“These people are desperate,” said Father Paolo Parise, who leads efforts by a Catholic church in Sao Paulo to help the Haitians. “They are going to try to enter at Tijuana, or pay [smugglers] to get into the U.S. through the desert.”
Migrants interviewed by Reuters said they had already spent from $4,000 to $7,000 to make the journey.
Sandra Joseph, a 22-year old woman with three kids who waited for food and a room at a shelter in Tijuana said she had lost track of how much the journey had cost them.
“We were robbed by thugs and police. They charged us $1,300 dollars to cross the Nicaraguan border. We don’t have any more money,” she said.
U.S. officials said many Haitians pose as Congolese while in Mexico to avoid deportation because Mexico has weak diplomatic ties to the Democratic Republic of Congo and the Republic of the Congo.
Mexico says more than 4,000 Haitians entered the country this year and some 11,000 Africans. Many of those who say they are Africans are likely Haitians although people from Congo and other African countries as well as from the Middle East are also using the route north from Brazil to reach the United States.
It is unclear how many more Haitians could arrive at the U.S. border, but Immigration and Customs Enforcement Director Sarah Saldana said last month that 40,000 had left Brazil. Some 8,000 are in Panama and Costa Rica, according to those countries’ governments.
The tide of Haitians adds to a backlog of U.S. asylum requests that has ballooned since 2014 as Central Americans flee drug violence and poverty.
More than 5,000 Haitian immigrants entered the United States without visas this fiscal year through Oct. 1, Department of Homeland Security officials said, up from 339 the previous year.
“This is one of the worst migration crisis in memory,” said Pat Murphy, a U.S. priest who runs a migrant shelter in Tijuana.

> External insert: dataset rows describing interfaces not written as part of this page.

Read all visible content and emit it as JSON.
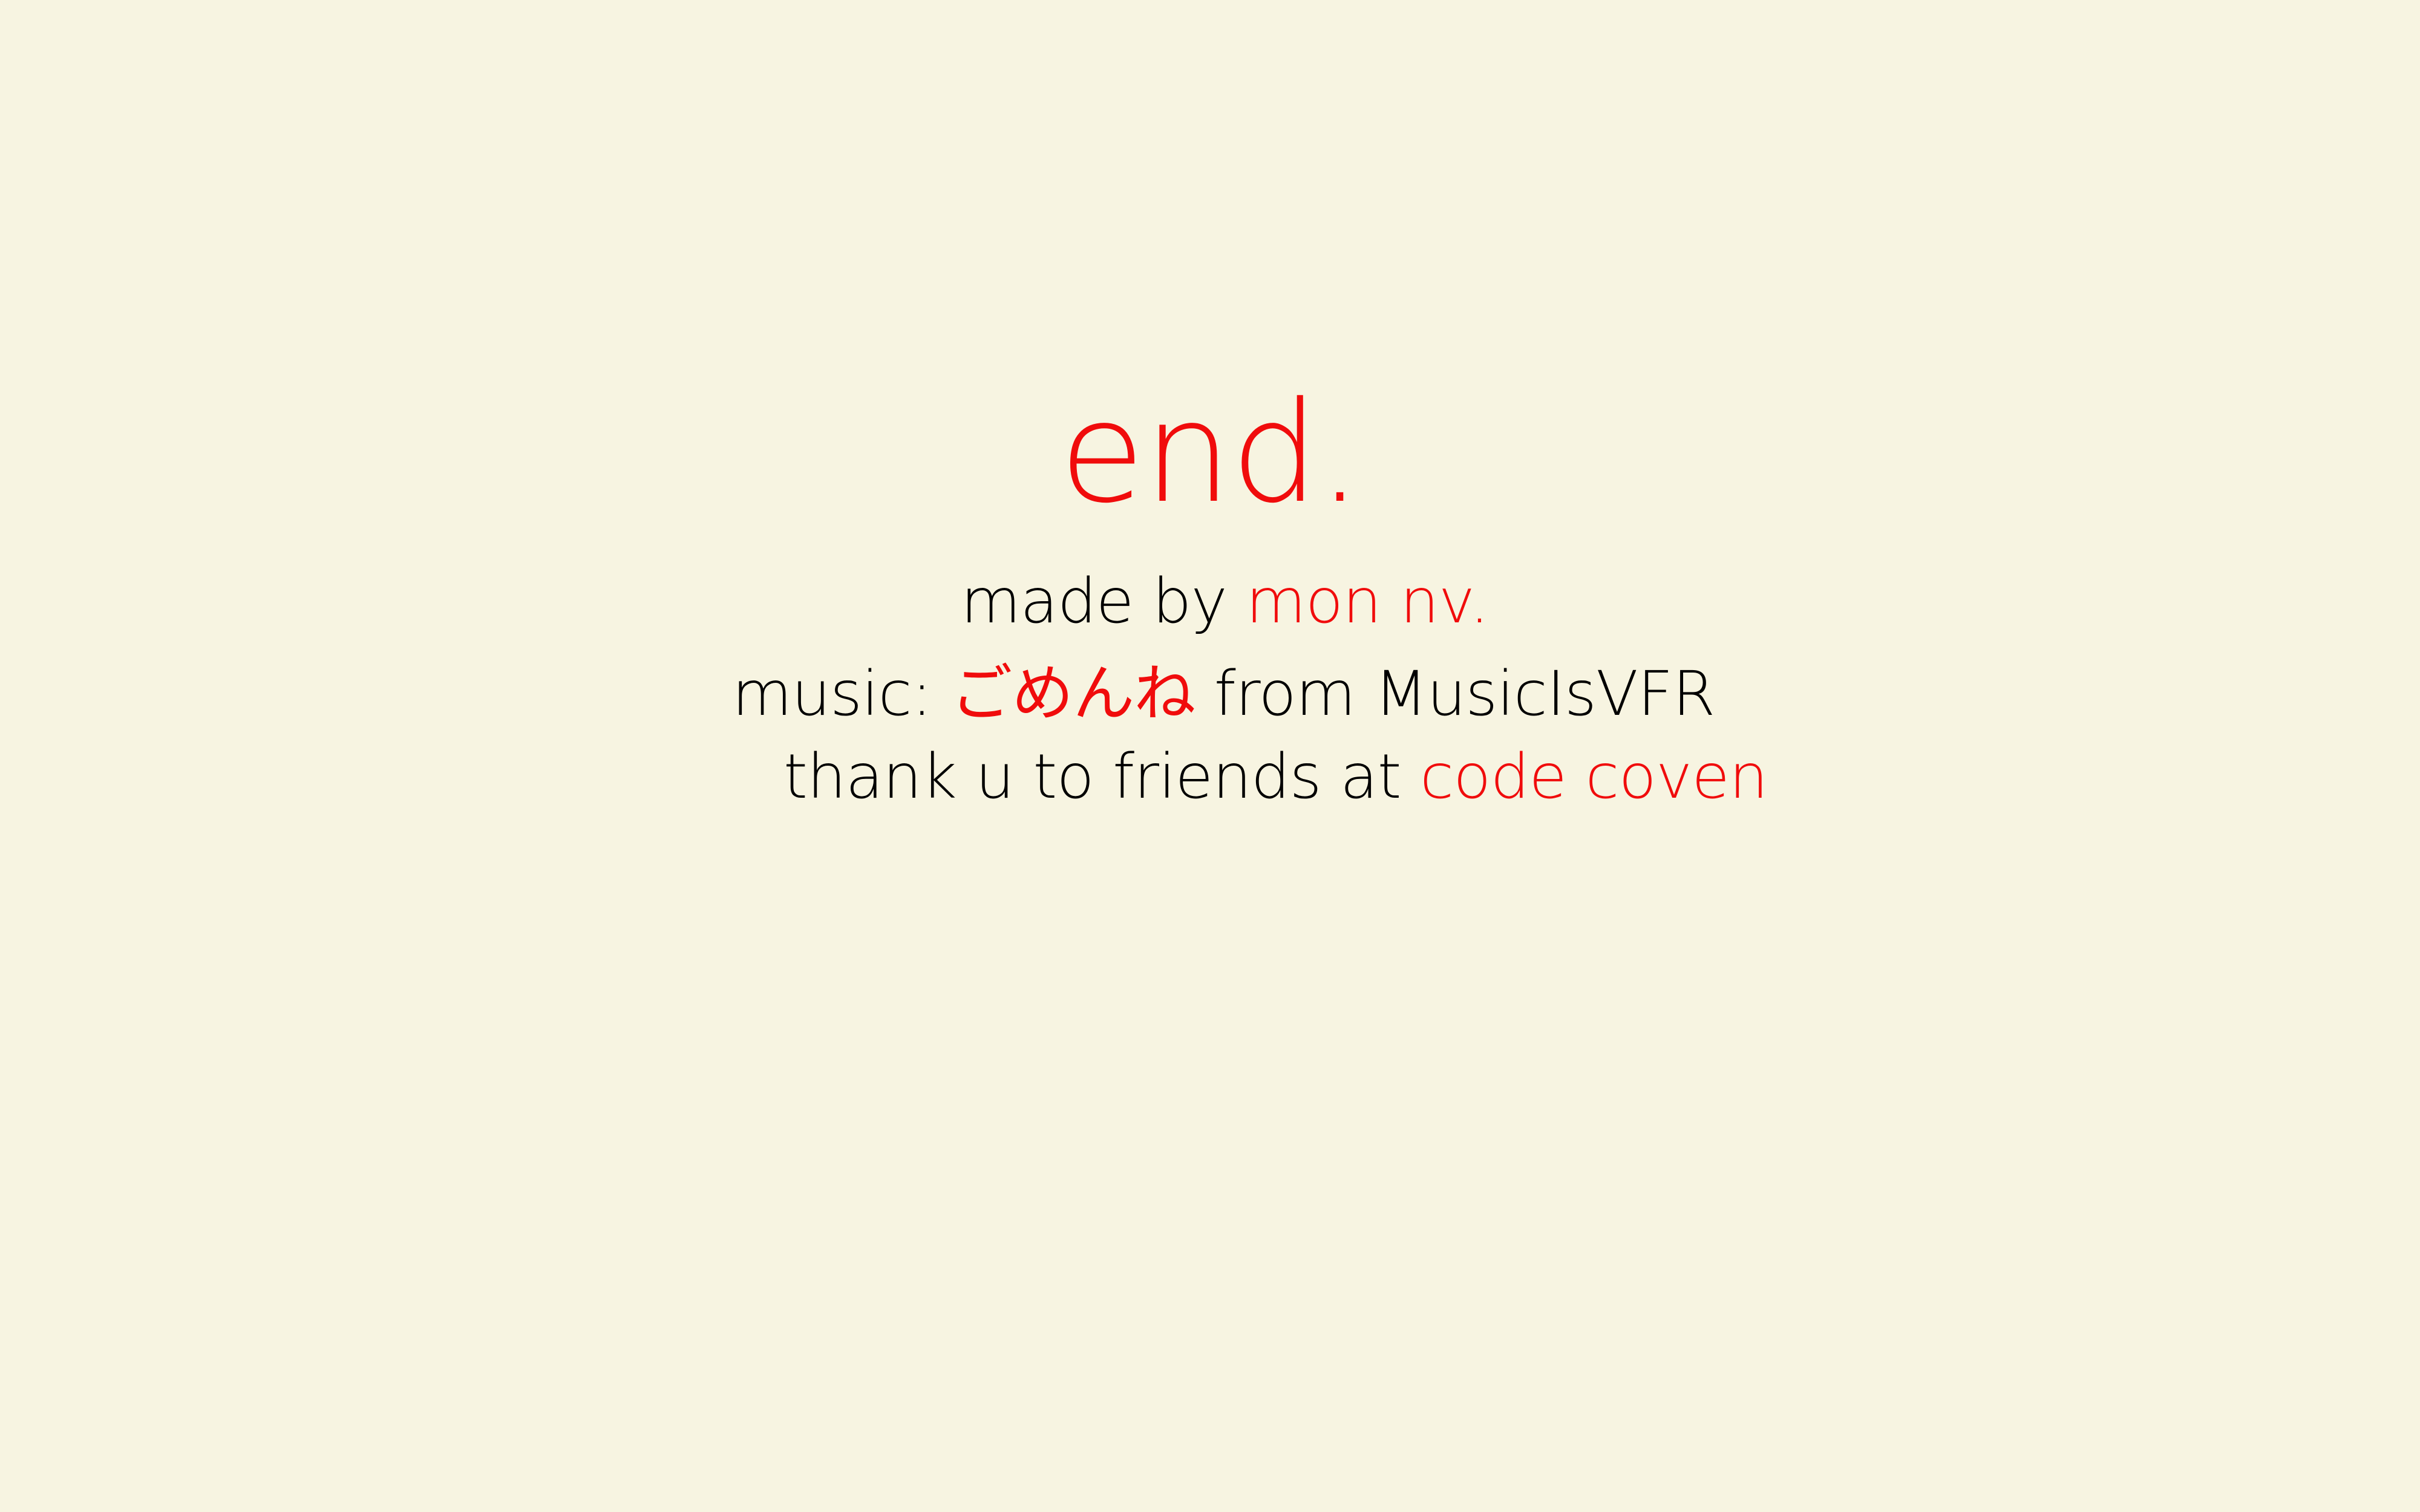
{
  "colors": {
    "background": "#f7f4e1",
    "text": "#000000",
    "accent": "#f00c0c"
  },
  "title": "end.",
  "credits": {
    "made_by": {
      "prefix": "made by ",
      "author": "mon nv."
    },
    "music": {
      "prefix": "music: ",
      "song": "ごめんね",
      "suffix": " from MusicIsVFR"
    },
    "thanks": {
      "prefix": "thank u to friends at ",
      "group": "code coven"
    }
  }
}
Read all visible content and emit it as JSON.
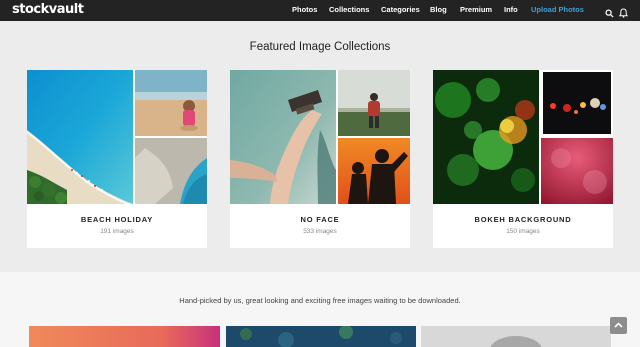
{
  "brand": {
    "logo": "stockvault"
  },
  "nav": {
    "items": [
      "Photos",
      "Collections",
      "Categories",
      "Blog",
      "Premium",
      "Info"
    ],
    "upload": "Upload Photos",
    "icons": [
      "search-icon",
      "bell-icon"
    ]
  },
  "featured": {
    "title": "Featured Image Collections",
    "cards": [
      {
        "title": "BEACH HOLIDAY",
        "count": "191 images"
      },
      {
        "title": "NO FACE",
        "count": "533 images"
      },
      {
        "title": "BOKEH BACKGROUND",
        "count": "150 images"
      }
    ]
  },
  "tagline": "Hand-picked by us, great looking and exciting free images waiting to be downloaded.",
  "colors": {
    "nav_bg": "#232323",
    "accent": "#3aa0d8",
    "page_bg": "#ececec"
  }
}
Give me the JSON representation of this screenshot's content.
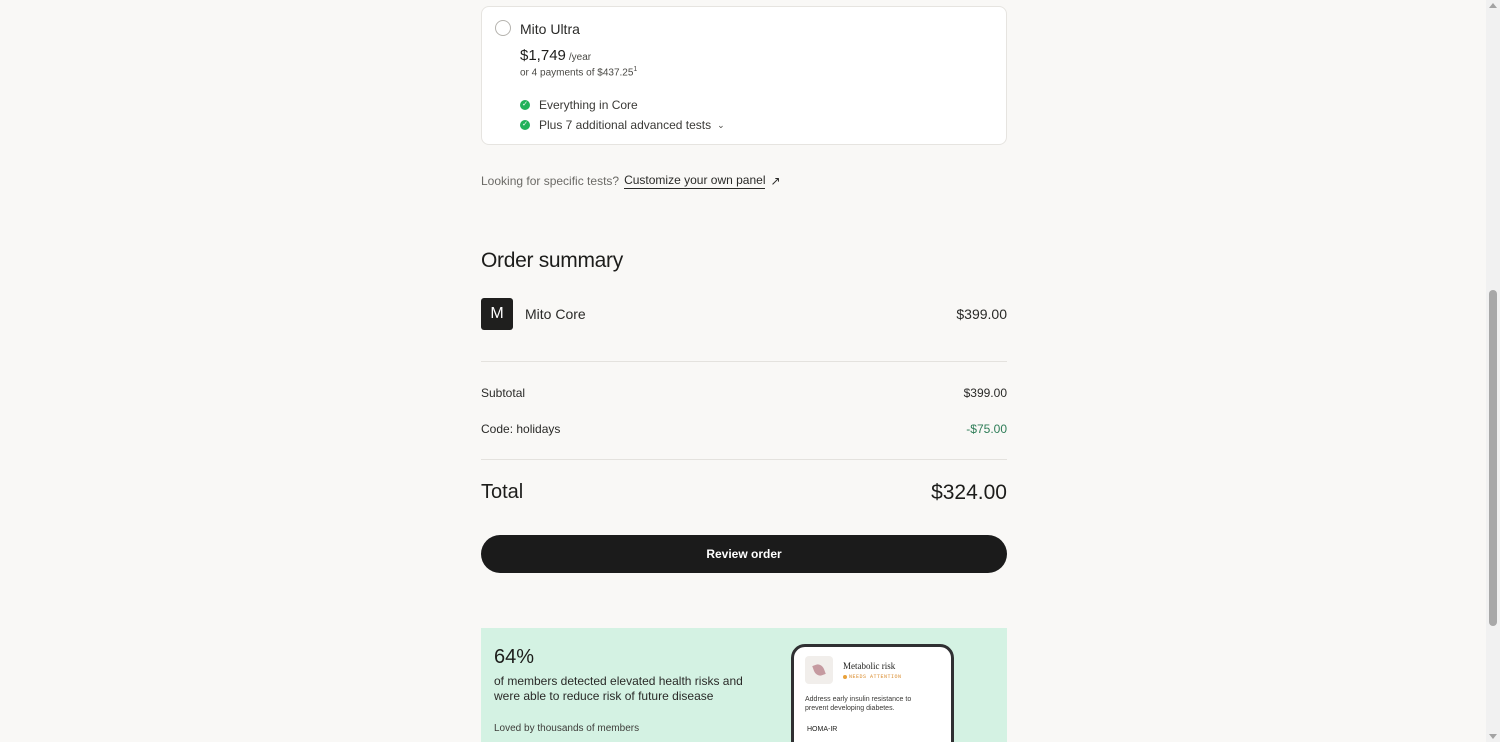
{
  "plan_option": {
    "name": "Mito Ultra",
    "price": "$1,749",
    "price_period": "/year",
    "payments": "or 4 payments of $437.25",
    "payments_footnote": "1",
    "features": [
      {
        "text": "Everything in Core",
        "expandable": false
      },
      {
        "text": "Plus 7 additional advanced tests",
        "expandable": true
      }
    ],
    "selected": false
  },
  "custom_panel": {
    "prompt": "Looking for specific tests?",
    "link_label": "Customize your own panel"
  },
  "order_summary": {
    "title": "Order summary",
    "item": {
      "thumb_letter": "M",
      "name": "Mito Core",
      "price": "$399.00"
    },
    "subtotal_label": "Subtotal",
    "subtotal_value": "$399.00",
    "code_label": "Code: holidays",
    "code_value": "-$75.00",
    "total_label": "Total",
    "total_value": "$324.00"
  },
  "review_button_label": "Review order",
  "promo": {
    "stat": "64%",
    "description": "of members detected elevated health risks and were able to reduce risk of future disease",
    "loved": "Loved by thousands of members",
    "phone": {
      "title": "Metabolic risk",
      "badge": "NEEDS ATTENTION",
      "text": "Address early insulin resistance to prevent developing diabetes.",
      "metric": "HOMA-IR"
    }
  },
  "colors": {
    "background": "#f9f8f6",
    "check_green": "#22b15a",
    "discount_green": "#2e7d57",
    "button_dark": "#1b1b1b",
    "promo_bg": "#d4f2e3",
    "attention_orange": "#e8a13a"
  },
  "icons": {
    "radio": "radio-unselected-icon",
    "check": "check-circle-icon",
    "chevron": "chevron-down-icon",
    "external": "arrow-up-right-icon",
    "leaf": "leaf-icon"
  }
}
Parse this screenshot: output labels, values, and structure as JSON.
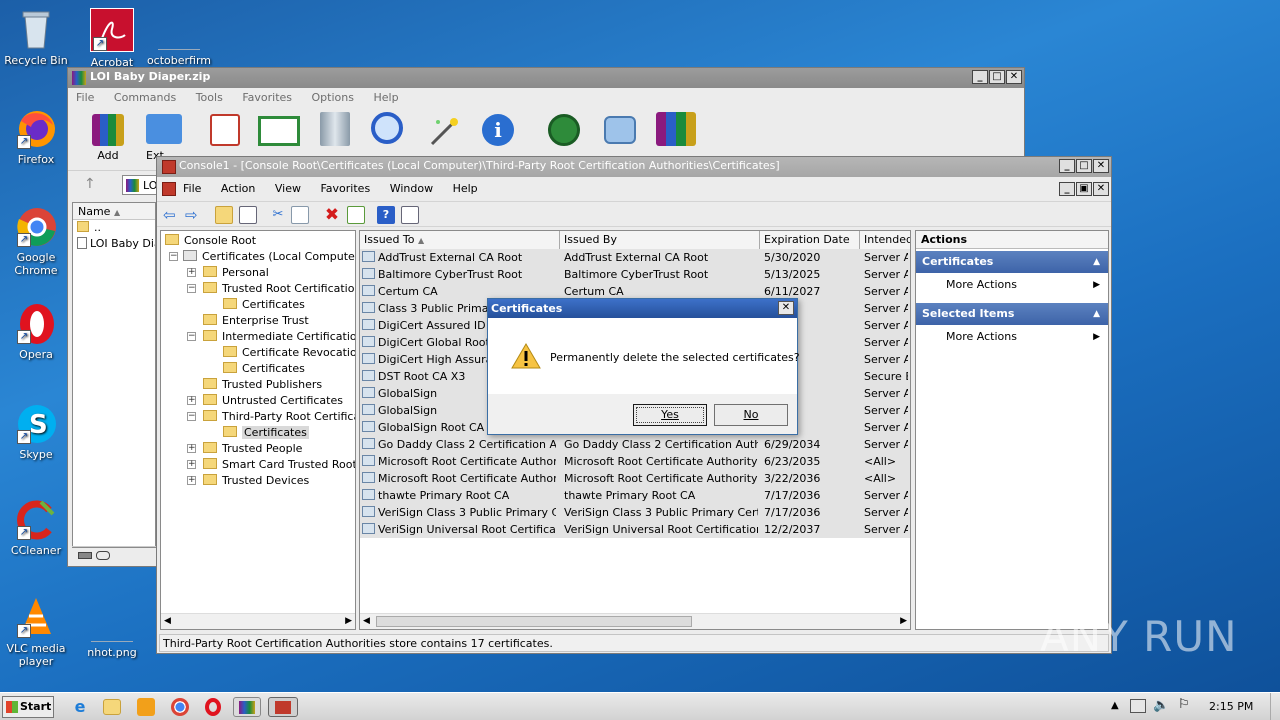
{
  "desktop": {
    "icons": [
      {
        "label": "Recycle Bin"
      },
      {
        "label": "Acrobat"
      },
      {
        "label": "octoberfirm"
      },
      {
        "label": "Firefox"
      },
      {
        "label": "Google Chrome"
      },
      {
        "label": "Opera"
      },
      {
        "label": "Skype"
      },
      {
        "label": "CCleaner"
      },
      {
        "label": "VLC media player"
      },
      {
        "label": "nhot.png"
      }
    ]
  },
  "winrar": {
    "title": "LOI Baby Diaper.zip",
    "menu": [
      "File",
      "Commands",
      "Tools",
      "Favorites",
      "Options",
      "Help"
    ],
    "toolbar": {
      "add": "Add",
      "extract": "Ext"
    },
    "path_prefix": "LO",
    "list_header": "Name",
    "rows": [
      "..",
      "LOI Baby Dia"
    ]
  },
  "mmc": {
    "title": "Console1 - [Console Root\\Certificates (Local Computer)\\Third-Party Root Certification Authorities\\Certificates]",
    "menu": [
      "File",
      "Action",
      "View",
      "Favorites",
      "Window",
      "Help"
    ],
    "tree": [
      {
        "label": "Console Root"
      },
      {
        "label": "Certificates (Local Computer)"
      },
      {
        "label": "Personal"
      },
      {
        "label": "Trusted Root Certification A"
      },
      {
        "label": "Certificates"
      },
      {
        "label": "Enterprise Trust"
      },
      {
        "label": "Intermediate Certification A"
      },
      {
        "label": "Certificate Revocation I"
      },
      {
        "label": "Certificates"
      },
      {
        "label": "Trusted Publishers"
      },
      {
        "label": "Untrusted Certificates"
      },
      {
        "label": "Third-Party Root Certificati"
      },
      {
        "label": "Certificates"
      },
      {
        "label": "Trusted People"
      },
      {
        "label": "Smart Card Trusted Roots"
      },
      {
        "label": "Trusted Devices"
      }
    ],
    "columns": [
      "Issued To",
      "Issued By",
      "Expiration Date",
      "Intended"
    ],
    "rows": [
      {
        "to": "AddTrust External CA Root",
        "by": "AddTrust External CA Root",
        "exp": "5/30/2020",
        "use": "Server Au"
      },
      {
        "to": "Baltimore CyberTrust Root",
        "by": "Baltimore CyberTrust Root",
        "exp": "5/13/2025",
        "use": "Server Au"
      },
      {
        "to": "Certum CA",
        "by": "Certum CA",
        "exp": "6/11/2027",
        "use": "Server Au"
      },
      {
        "to": "Class 3 Public Primary",
        "by": "",
        "exp": "28",
        "use": "Server Au"
      },
      {
        "to": "DigiCert Assured ID R",
        "by": "",
        "exp": "2031",
        "use": "Server Au"
      },
      {
        "to": "DigiCert Global Root C",
        "by": "",
        "exp": "2031",
        "use": "Server Au"
      },
      {
        "to": "DigiCert High Assuran",
        "by": "",
        "exp": "2031",
        "use": "Server Au"
      },
      {
        "to": "DST Root CA X3",
        "by": "",
        "exp": "021",
        "use": "Secure Er"
      },
      {
        "to": "GlobalSign",
        "by": "",
        "exp": "029",
        "use": "Server Au"
      },
      {
        "to": "GlobalSign",
        "by": "",
        "exp": "2021",
        "use": "Server Au"
      },
      {
        "to": "GlobalSign Root CA",
        "by": "",
        "exp": "028",
        "use": "Server Au"
      },
      {
        "to": "Go Daddy Class 2 Certification Au...",
        "by": "Go Daddy Class 2 Certification Auth...",
        "exp": "6/29/2034",
        "use": "Server Au"
      },
      {
        "to": "Microsoft Root Certificate Authori...",
        "by": "Microsoft Root Certificate Authority ...",
        "exp": "6/23/2035",
        "use": "<All>"
      },
      {
        "to": "Microsoft Root Certificate Authori...",
        "by": "Microsoft Root Certificate Authority ...",
        "exp": "3/22/2036",
        "use": "<All>"
      },
      {
        "to": "thawte Primary Root CA",
        "by": "thawte Primary Root CA",
        "exp": "7/17/2036",
        "use": "Server Au"
      },
      {
        "to": "VeriSign Class 3 Public Primary Cer...",
        "by": "VeriSign Class 3 Public Primary Certifi...",
        "exp": "7/17/2036",
        "use": "Server Au"
      },
      {
        "to": "VeriSign Universal Root Certificati...",
        "by": "VeriSign Universal Root Certification ...",
        "exp": "12/2/2037",
        "use": "Server Au"
      }
    ],
    "actions": {
      "title": "Actions",
      "section1": "Certificates",
      "more1": "More Actions",
      "section2": "Selected Items",
      "more2": "More Actions"
    },
    "status": "Third-Party Root Certification Authorities store contains 17 certificates."
  },
  "dialog": {
    "title": "Certificates",
    "message": "Permanently delete the selected certificates?",
    "yes": "Yes",
    "no": "No"
  },
  "taskbar": {
    "start": "Start",
    "clock": "2:15 PM"
  },
  "watermark": "ANY RUN"
}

Additional reporting by Brad Brooks in Sao Paulo and Julia Edwards in Washington. Writing by Michael O'Boyle and Frank Jack Daniel; Editing by Kieran Murray